|I don't know anything about training with a heart rate monitor, but I did live in the Midwest for two years, and I know that you can't spin into a headwind--it doesn't work. Get in the drops, put your head down, and push those gears.|
|don't agree at all||JohnG|
Apr 26, 2002 11:47 AM
|My weekday rides are often in 'hard' cross or headwinds. IMHO, spinning is the way to go when hammering, whether it's into a wind or not.
|don't agree at all||gtx|
Apr 26, 2002 12:47 PM
|I've always seen riding into the wind as a power issue--ie you use more of a power stroke with slightly lower rpms. I think you'll see most pros using a difference cadence into the wind--simular to how you would approach a slight rise--trying to stay in the same gear, keeping the power on. I did a quick google search and found these sources--search for "headwind" in the text.
Of course, this is open to debate, and whatever work for you works for you...
|Do you live in MN???||mmquest|
Apr 26, 2002 7:05 PM
|I almost posted the same thing yesterday! I FLEW on my way out (and was a little concerned that, at 50kph, I didn't feel any wind!) and had a good HR. But, on my way back into the headwind, couldn't seem to get my HR over 160 for any length of time. Maybe it is mental, but I was pushing as hard as I could. Beats me...but you are not alone!|
|re: I am sick of riding into headwind!!!!!!||Chen2|
Apr 26, 2002 6:13 AM
|We ride in a lot of wind here in the Southwest and I've found that using a cadence meter to help select gears will improve speed and endurance. Into a headwind if I keep my cadence above 90 I can make more speed and go farther than if I try to push a bigger gear.
Apr 26, 2002 6:37 AM

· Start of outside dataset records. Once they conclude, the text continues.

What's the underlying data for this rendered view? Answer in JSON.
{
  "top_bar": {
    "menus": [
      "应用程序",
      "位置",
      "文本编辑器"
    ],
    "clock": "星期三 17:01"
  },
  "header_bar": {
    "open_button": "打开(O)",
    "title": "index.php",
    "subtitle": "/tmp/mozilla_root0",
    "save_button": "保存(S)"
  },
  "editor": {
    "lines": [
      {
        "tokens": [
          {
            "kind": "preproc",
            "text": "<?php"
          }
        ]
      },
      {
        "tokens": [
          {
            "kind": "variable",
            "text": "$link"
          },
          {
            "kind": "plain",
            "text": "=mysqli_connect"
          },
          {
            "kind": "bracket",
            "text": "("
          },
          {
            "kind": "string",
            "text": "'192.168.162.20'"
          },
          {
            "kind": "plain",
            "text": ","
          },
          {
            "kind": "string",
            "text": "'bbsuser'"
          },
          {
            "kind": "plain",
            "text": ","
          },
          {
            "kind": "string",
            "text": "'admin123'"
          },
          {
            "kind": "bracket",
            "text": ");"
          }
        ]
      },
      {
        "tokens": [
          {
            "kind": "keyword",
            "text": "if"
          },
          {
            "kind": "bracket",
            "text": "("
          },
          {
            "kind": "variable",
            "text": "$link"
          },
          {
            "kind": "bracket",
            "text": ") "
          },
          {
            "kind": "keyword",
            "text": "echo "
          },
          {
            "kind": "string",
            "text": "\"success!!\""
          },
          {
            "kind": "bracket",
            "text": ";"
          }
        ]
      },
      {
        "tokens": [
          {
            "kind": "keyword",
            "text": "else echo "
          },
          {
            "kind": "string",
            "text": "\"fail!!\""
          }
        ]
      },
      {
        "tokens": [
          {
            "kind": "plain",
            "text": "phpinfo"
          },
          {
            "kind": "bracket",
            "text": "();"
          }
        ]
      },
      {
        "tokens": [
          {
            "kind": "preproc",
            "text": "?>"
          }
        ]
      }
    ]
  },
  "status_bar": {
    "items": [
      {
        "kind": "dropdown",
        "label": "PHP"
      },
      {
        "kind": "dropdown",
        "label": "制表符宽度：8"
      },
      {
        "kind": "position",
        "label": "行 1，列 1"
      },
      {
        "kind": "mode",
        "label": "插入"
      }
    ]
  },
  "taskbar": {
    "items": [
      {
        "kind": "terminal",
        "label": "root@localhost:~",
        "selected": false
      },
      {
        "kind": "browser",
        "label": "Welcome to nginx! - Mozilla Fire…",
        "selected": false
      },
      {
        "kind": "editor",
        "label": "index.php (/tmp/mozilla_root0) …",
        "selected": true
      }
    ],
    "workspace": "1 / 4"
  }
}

|What doesn't kill you makes you stronger!!! Lance knows that! I know that from going headfirst into the ground at 60 km/h :) And ya Lance's recovery was amazing but who knows mine might be better!? Go to podiumbound.ca and give me a call if you don't want to start flaming on here!!! I'll back up every persons arguement :)|
|turn around. :) (nm)||Duane Gran|

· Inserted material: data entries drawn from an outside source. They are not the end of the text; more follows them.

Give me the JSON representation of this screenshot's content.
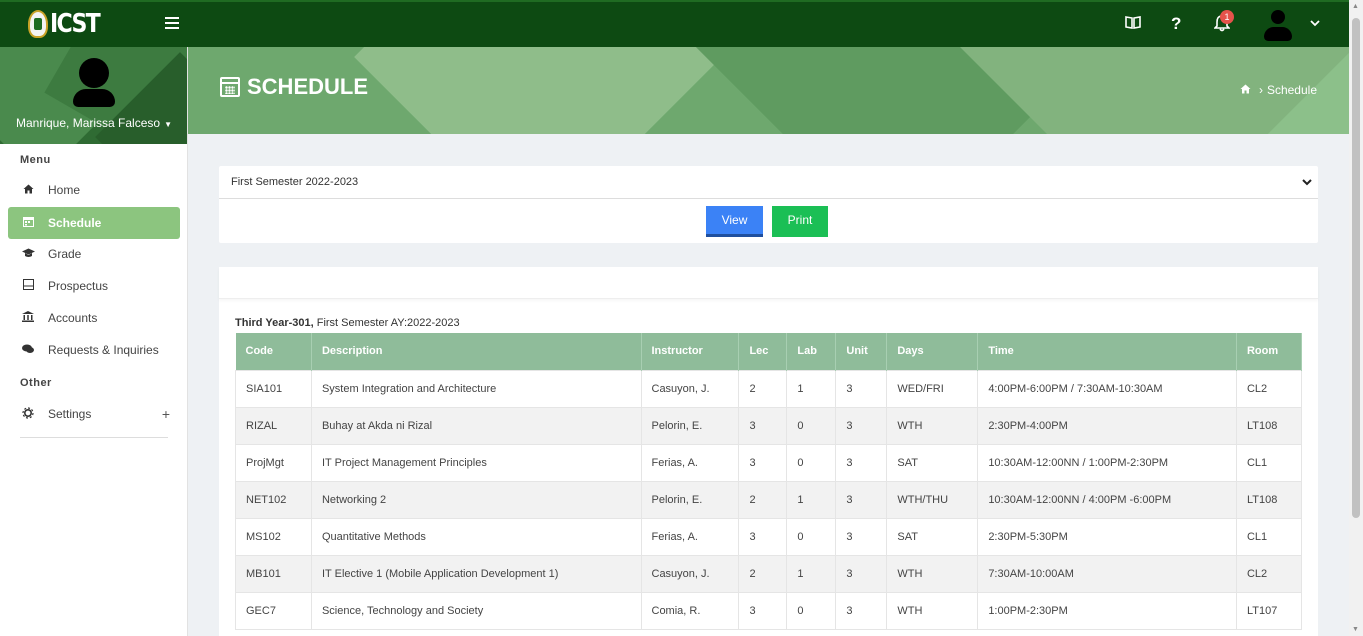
{
  "header": {
    "logo_text": "ICST",
    "icons": {
      "guide": "book-icon",
      "help": "question-icon",
      "notifications": "bell-icon",
      "account": "user-icon"
    },
    "help_glyph": "?",
    "notification_count": "1"
  },
  "profile": {
    "name": "Manrique, Marissa Falceso"
  },
  "sidebar": {
    "menu_heading": "Menu",
    "items": [
      {
        "label": "Home",
        "icon": "home-icon"
      },
      {
        "label": "Schedule",
        "icon": "calendar-icon",
        "active": true
      },
      {
        "label": "Grade",
        "icon": "graduation-cap-icon"
      },
      {
        "label": "Prospectus",
        "icon": "book-open-icon"
      },
      {
        "label": "Accounts",
        "icon": "bank-icon"
      },
      {
        "label": "Requests & Inquiries",
        "icon": "chat-icon"
      }
    ],
    "other_heading": "Other",
    "settings_label": "Settings",
    "settings_expand": "+"
  },
  "banner": {
    "title": "SCHEDULE",
    "breadcrumb": [
      "Schedule"
    ]
  },
  "semester": {
    "selected": "First Semester 2022-2023",
    "view_label": "View",
    "print_label": "Print"
  },
  "schedule": {
    "caption_bold": "Third Year-301,",
    "caption_rest": " First Semester AY:2022-2023",
    "columns": [
      "Code",
      "Description",
      "Instructor",
      "Lec",
      "Lab",
      "Unit",
      "Days",
      "Time",
      "Room"
    ],
    "rows": [
      [
        "SIA101",
        "System Integration and Architecture",
        "Casuyon, J.",
        "2",
        "1",
        "3",
        "WED/FRI",
        "4:00PM-6:00PM / 7:30AM-10:30AM",
        "CL2"
      ],
      [
        "RIZAL",
        "Buhay at Akda ni Rizal",
        "Pelorin, E.",
        "3",
        "0",
        "3",
        "WTH",
        "2:30PM-4:00PM",
        "LT108"
      ],
      [
        "ProjMgt",
        "IT Project Management Principles",
        "Ferias, A.",
        "3",
        "0",
        "3",
        "SAT",
        "10:30AM-12:00NN / 1:00PM-2:30PM",
        "CL1"
      ],
      [
        "NET102",
        "Networking 2",
        "Pelorin, E.",
        "2",
        "1",
        "3",
        "WTH/THU",
        "10:30AM-12:00NN / 4:00PM -6:00PM",
        "LT108"
      ],
      [
        "MS102",
        "Quantitative Methods",
        "Ferias, A.",
        "3",
        "0",
        "3",
        "SAT",
        "2:30PM-5:30PM",
        "CL1"
      ],
      [
        "MB101",
        "IT Elective 1 (Mobile Application Development 1)",
        "Casuyon, J.",
        "2",
        "1",
        "3",
        "WTH",
        "7:30AM-10:00AM",
        "CL2"
      ],
      [
        "GEC7",
        "Science, Technology and Society",
        "Comia, R.",
        "3",
        "0",
        "3",
        "WTH",
        "1:00PM-2:30PM",
        "LT107"
      ]
    ]
  }
}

Apr 26, 2002 7:21 AM
|ride backwards? :-) nm||DougSloan|
Apr 26, 2002 7:22 AM
|Think of riding into the wind as a nice long climb. nm||dirtbag|

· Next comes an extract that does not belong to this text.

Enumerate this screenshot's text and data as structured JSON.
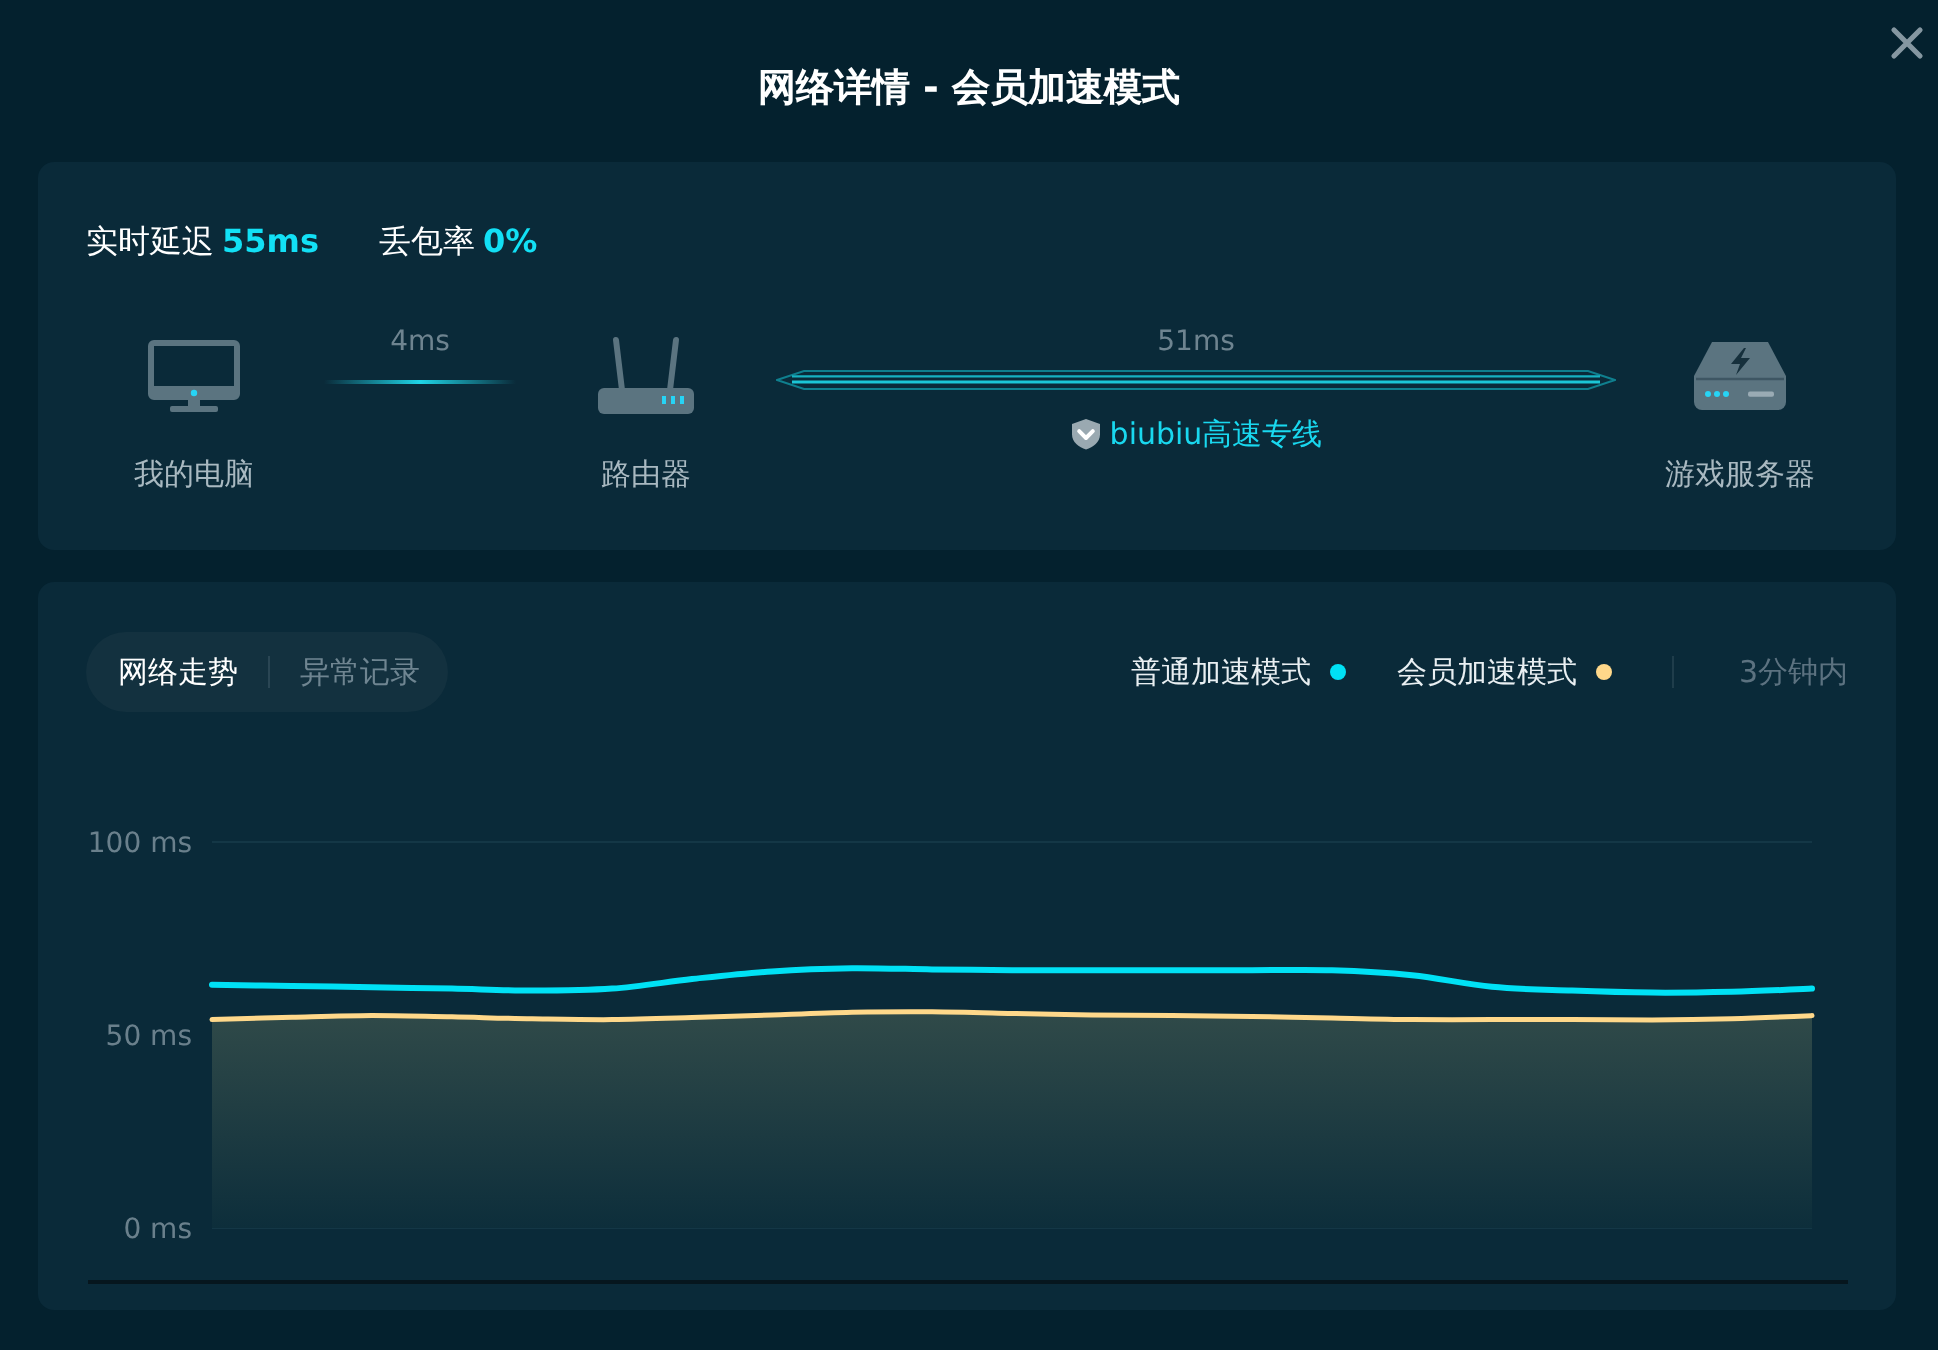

Apr 26, 2002 7:34 AM
|While we're on the subject....||Jon Billheimer|
Apr 26, 2002 9:22 AM
|Maybe some of you wind gurus can answer a couple of questions that have long bothered me. When riding into a strong wind I have a hard time getting my heart rate up without feeling like I'm blowing up completely. And I have a difficult time regulating my breathing--something about the wind blowing directly into my face that seems to disrupt everything. Anyone else have similar experiences, an explanation of the mechanisms involved, and some solutions?|
Apr 26, 2002 1:08 PM
|I think it's pride. When climbing a great big hill at 5 mph, you are admired by everyone. When struggling on flat ground at 10 mph into a 30 mph wind, no one has any clue what you are going through; you just look wimpy and slow. So, you hammer your guts out purely out of pride. Hills are visable. Wind isn't.
It's a theory.
|pride-I fully agree.(nm)||Crankist|
Apr 26, 2002 7:04 PM
|Headwinds are good!||jaybird|
Apr 26, 2002 9:23 AM
|Especially if you fart a lot.
I wonder if the term "breaking wind" came from cycling?
just something to ponder on your rides this weekend.
keep the rubber side down,
Apr 26, 2002 11:45 AM
|Someone here once compared hills to wind, and everyone agreed that they would rather train on a long hill than ride into a headwind. At least you know there's an end to the hill, I guess.
On most days, I face a headwind into work. I would rather work hard on my way home, but I'm not about to move south of town to accomplish that. Then it is fun to ride that tailwind home and hammer away. I can get a decent workout either way.
Then there are those horrible days when the wind seemingly shifts mid-day, and I face a headwind both ways. Damn, that's not fair.
|So much for a zero emmisions vehicle <NM>||mhinman|
Apr 27, 2002 7:03 AM